LISTED RECORDS
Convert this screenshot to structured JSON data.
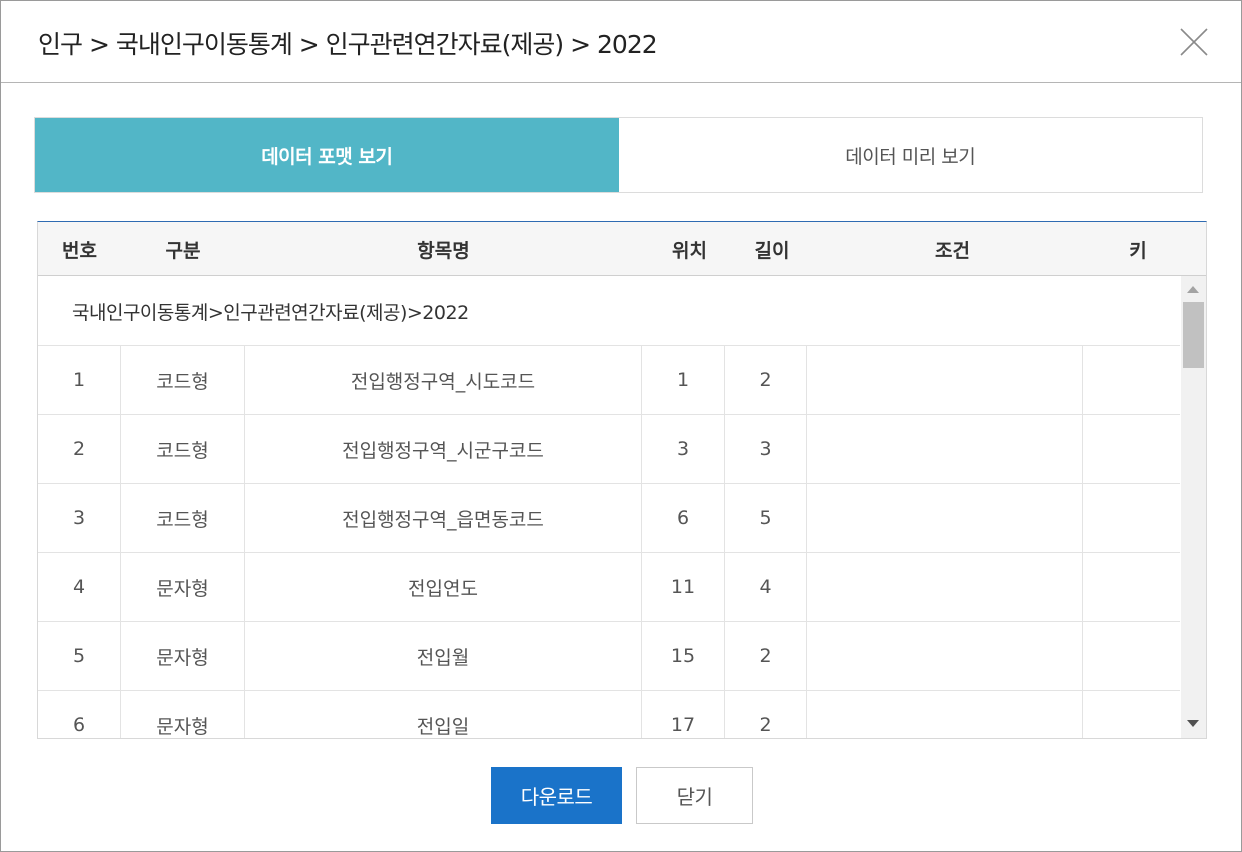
{
  "header": {
    "title": "인구 > 국내인구이동통계 > 인구관련연간자료(제공) > 2022",
    "close_icon": "close-icon"
  },
  "tabs": [
    {
      "label": "데이터 포맷 보기",
      "active": true
    },
    {
      "label": "데이터 미리 보기",
      "active": false
    }
  ],
  "table": {
    "columns": [
      "번호",
      "구분",
      "항목명",
      "위치",
      "길이",
      "조건",
      "키"
    ],
    "group_label": "국내인구이동통계>인구관련연간자료(제공)>2022",
    "rows": [
      {
        "no": "1",
        "type": "코드형",
        "name": "전입행정구역_시도코드",
        "pos": "1",
        "len": "2",
        "cond": "",
        "key": ""
      },
      {
        "no": "2",
        "type": "코드형",
        "name": "전입행정구역_시군구코드",
        "pos": "3",
        "len": "3",
        "cond": "",
        "key": ""
      },
      {
        "no": "3",
        "type": "코드형",
        "name": "전입행정구역_읍면동코드",
        "pos": "6",
        "len": "5",
        "cond": "",
        "key": ""
      },
      {
        "no": "4",
        "type": "문자형",
        "name": "전입연도",
        "pos": "11",
        "len": "4",
        "cond": "",
        "key": ""
      },
      {
        "no": "5",
        "type": "문자형",
        "name": "전입월",
        "pos": "15",
        "len": "2",
        "cond": "",
        "key": ""
      },
      {
        "no": "6",
        "type": "문자형",
        "name": "전입일",
        "pos": "17",
        "len": "2",
        "cond": "",
        "key": ""
      }
    ]
  },
  "buttons": {
    "download": "다운로드",
    "close": "닫기"
  },
  "colors": {
    "active_tab": "#52b6c7",
    "primary_button": "#1a73c9",
    "table_top_border": "#2f6bb2"
  }
}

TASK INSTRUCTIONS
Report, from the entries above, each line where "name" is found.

RESPONSE TO THE TASK
        "name": "전입행정구역_시도코드",
        "name": "전입행정구역_시군구코드",
        "name": "전입행정구역_읍면동코드",
        "name": "전입연도",
        "name": "전입월",
        "name": "전입일",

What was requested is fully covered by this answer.